When we first arrived at the school we were greeted by hundreds of kids. It was a bit overwhelming because it was a new setting, most of the kids didn’t speak English very well, and there were so many of them staring at us.
I didn’t know what to do, so I decided to do something that is universally understood and doesn’t require language…magic. I did a magic trick for them that my dad taught me that through slight of hand can make it look like a small object, in this case a stone, disappears from your hand. The first few times I did it the kids were cracking up, completely baffled. Then they kept asking me to do it again and again as they tried to figure out how it was happening. Sure enough, after a few exhibitions one of the kids figured it out and took his own stone and started performing the trick for his friends. It ended up being a great icebreaker and those kids ended up being some of my friends during the week.
The children of the village are fantastic. It seems with many of them you get a cold, hard look from them, then once you engage them they give you the biggest and most genuine smiles you have ever seen. One of the things I realized during our visit is that wealth doesn’t always affect ones happiness. I know many people who seem to be successful that aren’t as happy, peaceful, or appreciative of life as the people of Lihanda.
One thing that stood out when meeting these children however came when you would ask them their age.

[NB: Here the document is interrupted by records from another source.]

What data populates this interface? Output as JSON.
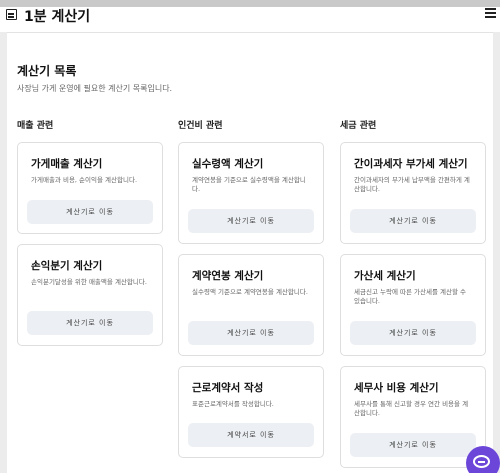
{
  "header": {
    "app_title": "1분 계산기",
    "logo_icon": "calculator-icon",
    "menu_icon": "hamburger-menu-icon"
  },
  "page": {
    "title": "계산기 목록",
    "subtitle": "사장님 가게 운영에 필요한 계산기 목록입니다."
  },
  "columns": [
    {
      "title": "매출 관련",
      "cards": [
        {
          "title": "가게매출 계산기",
          "desc": "가게매출과 비용, 순이익을 계산합니다.",
          "button": "계산기로 이동"
        },
        {
          "title": "손익분기 계산기",
          "desc": "손익분기달성을 위한 매출액을 계산합니다.",
          "button": "계산기로 이동"
        }
      ]
    },
    {
      "title": "인건비 관련",
      "cards": [
        {
          "title": "실수령액 계산기",
          "desc": "계약연봉을 기준으로 실수령액을 계산합니다.",
          "button": "계산기로 이동"
        },
        {
          "title": "계약연봉 계산기",
          "desc": "실수령액 기준으로 계약연봉을 계산합니다.",
          "button": "계산기로 이동"
        },
        {
          "title": "근로계약서 작성",
          "desc": "표준근로계약서를 작성합니다.",
          "button": "계약서로 이동"
        }
      ]
    },
    {
      "title": "세금 관련",
      "cards": [
        {
          "title": "간이과세자 부가세 계산기",
          "desc": "간이과세자의 부가세 납부액을 간편하게 계산합니다.",
          "button": "계산기로 이동"
        },
        {
          "title": "가산세 계산기",
          "desc": "세금신고 누락에 따른 가산세를 계산할 수 있습니다.",
          "button": "계산기로 이동"
        },
        {
          "title": "세무사 비용 계산기",
          "desc": "세무사를 통해 신고할 경우 연간 비용을 계산합니다.",
          "button": "계산기로 이동"
        }
      ]
    }
  ],
  "chat": {
    "icon": "chat-bubble-icon",
    "color": "#6b46d9"
  }
}
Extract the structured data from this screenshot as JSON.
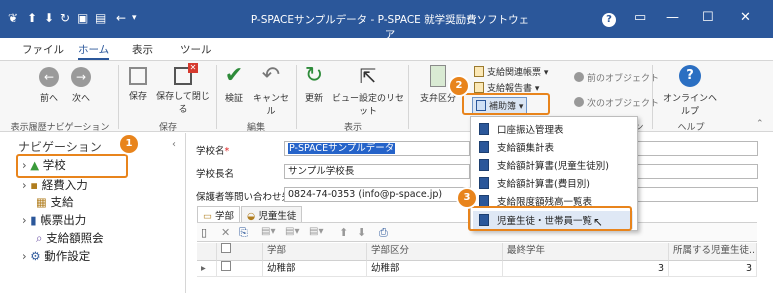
{
  "titlebar": {
    "title": "P-SPACEサンプルデータ - P-SPACE 就学奨励費ソフトウェア",
    "help": "?",
    "minimize": "—",
    "maximize": "☐",
    "close": "✕"
  },
  "ribbon_tabs": [
    "ファイル",
    "ホーム",
    "表示",
    "ツール"
  ],
  "ribbon": {
    "back": "前へ",
    "forward": "次へ",
    "save": "保存",
    "save_close": "保存して閉じる",
    "verify": "検証",
    "cancel": "キャンセル",
    "refresh": "更新",
    "view_reset": "ビュー設定のリセット",
    "payment_split": "支弁区分",
    "payment_sheets": "支給関連帳票",
    "payment_report": "支給報告書",
    "subsidy": "補助簿",
    "prev_object": "前のオブジェクト",
    "next_object": "次のオブジェクト",
    "online_help": "オンラインヘルプ",
    "groups": {
      "history": "表示履歴ナビゲーション",
      "save": "保存",
      "edit": "編集",
      "view": "表示",
      "action": "ション",
      "help": "ヘルプ"
    }
  },
  "nav": {
    "title": "ナビゲーション",
    "items": [
      "学校",
      "経費入力",
      "支給",
      "帳票出力",
      "支給額照会",
      "動作設定"
    ]
  },
  "form": {
    "school_name_label": "学校名",
    "required_mark": "*",
    "school_name_value": "P-SPACEサンプルデータ",
    "principal_label": "学校長名",
    "principal_value": "サンプル学校長",
    "contact_label": "保護者等問い合わせ先",
    "contact_value": "0824-74-0353 (info@p-space.jp)"
  },
  "subtabs": [
    "学部",
    "児童生徒"
  ],
  "grid": {
    "headers": [
      "学部",
      "学部区分",
      "最終学年",
      "所属する児童生徒..."
    ],
    "rows": [
      {
        "dept": "幼稚部",
        "dept_class": "幼稚部",
        "final_grade": "3",
        "students": "3"
      }
    ]
  },
  "dropdown": {
    "items": [
      "口座振込管理表",
      "支給額集計表",
      "支給額計算書(児童生徒別)",
      "支給額計算書(費目別)",
      "支給限度額残高一覧表",
      "児童生徒・世帯員一覧"
    ]
  },
  "callouts": [
    "1",
    "2",
    "3"
  ],
  "colors": {
    "titlebar": "#2b579a",
    "accent": "#2b579a",
    "callout": "#e8841c",
    "selection": "#2563c9"
  }
}
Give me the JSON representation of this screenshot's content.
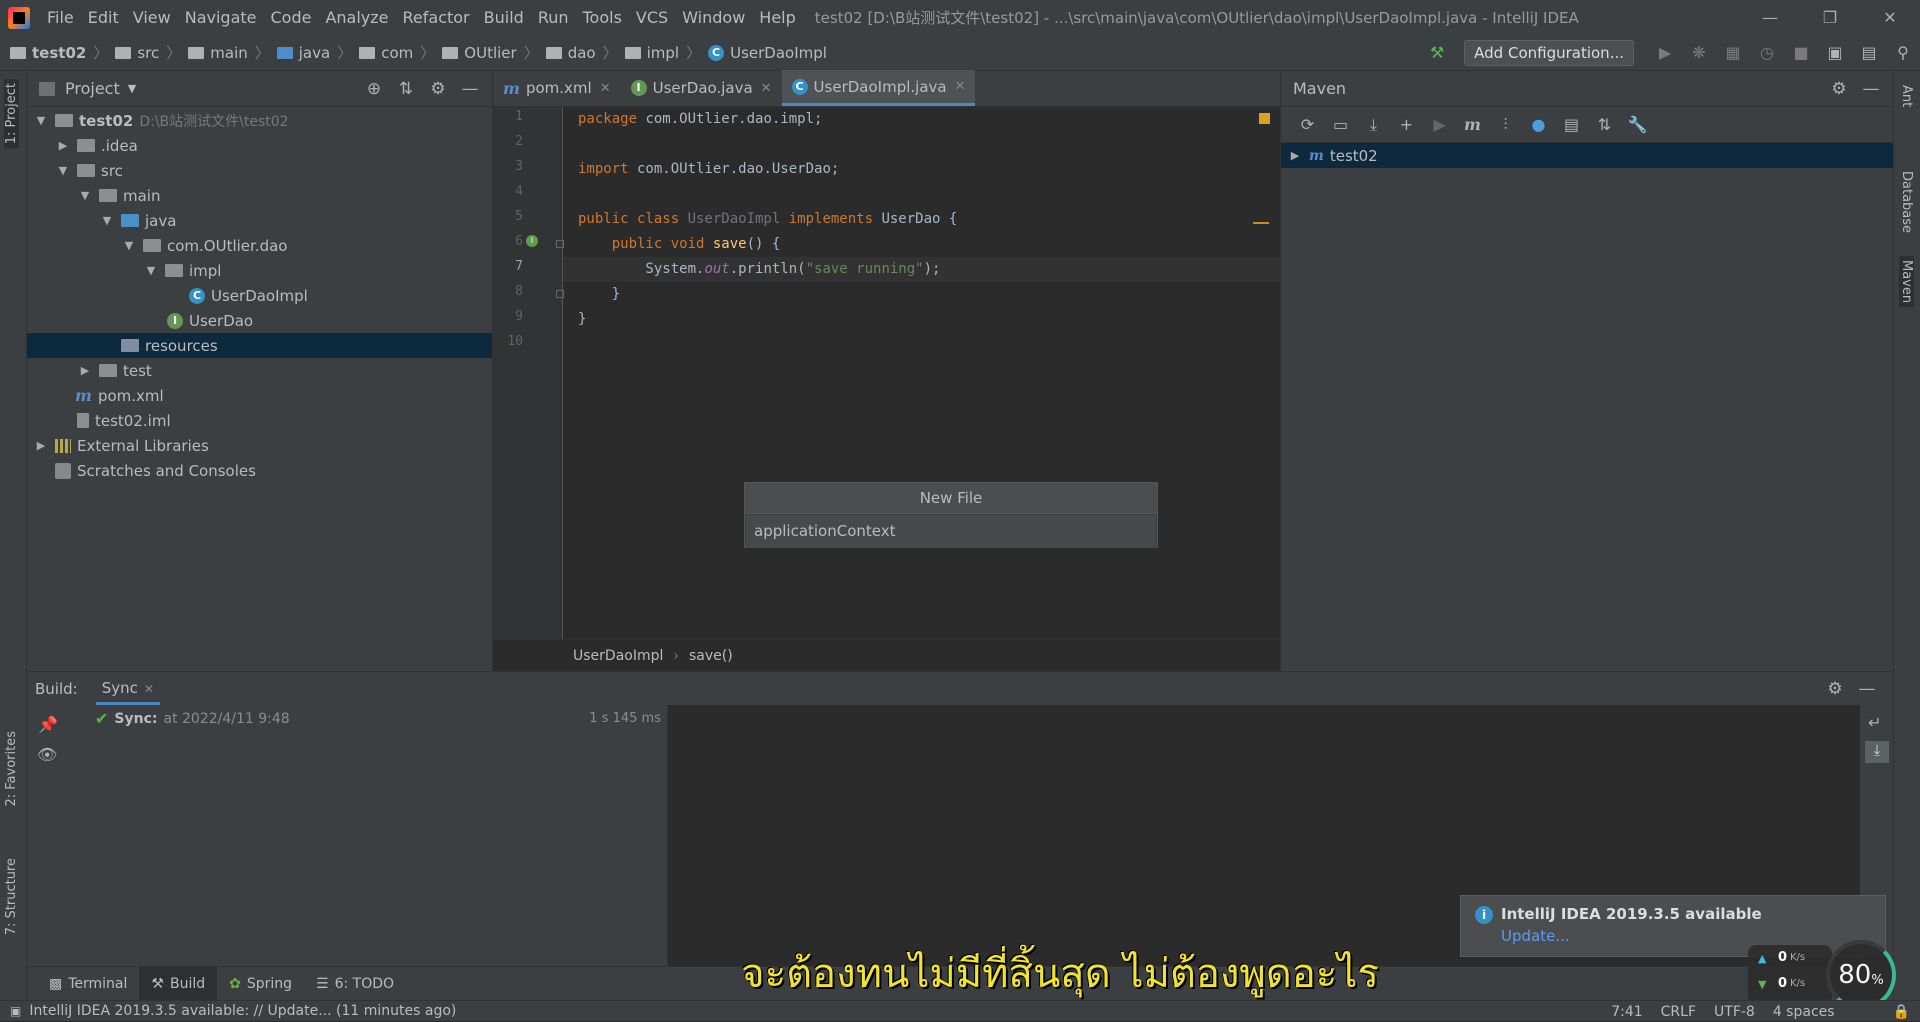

You would meet kids that were small in height and weight, looking to be about 6 or 7 years old, but were actually 12-14 years old. They were in good health and eating regularly now, but most of ones development potential is determined before the age of 5 so since they were likely malnourished at that time they don’t grow to their full potential for their age.
We got to the village and were greeted by the headmaster Vincent and his staff of about 6 teachers. They thanked us for coming, then we broke out to check out the computer lab we would be documenting the construction of. One of the teachers, George, was good enough to give me a tour of the entire compound so I could see firsthand the situations the village is dealing with and the solutions being worked on. They included solutions for education, food, dorms for teachers, bed nets and vaccinations, health, and sanitation.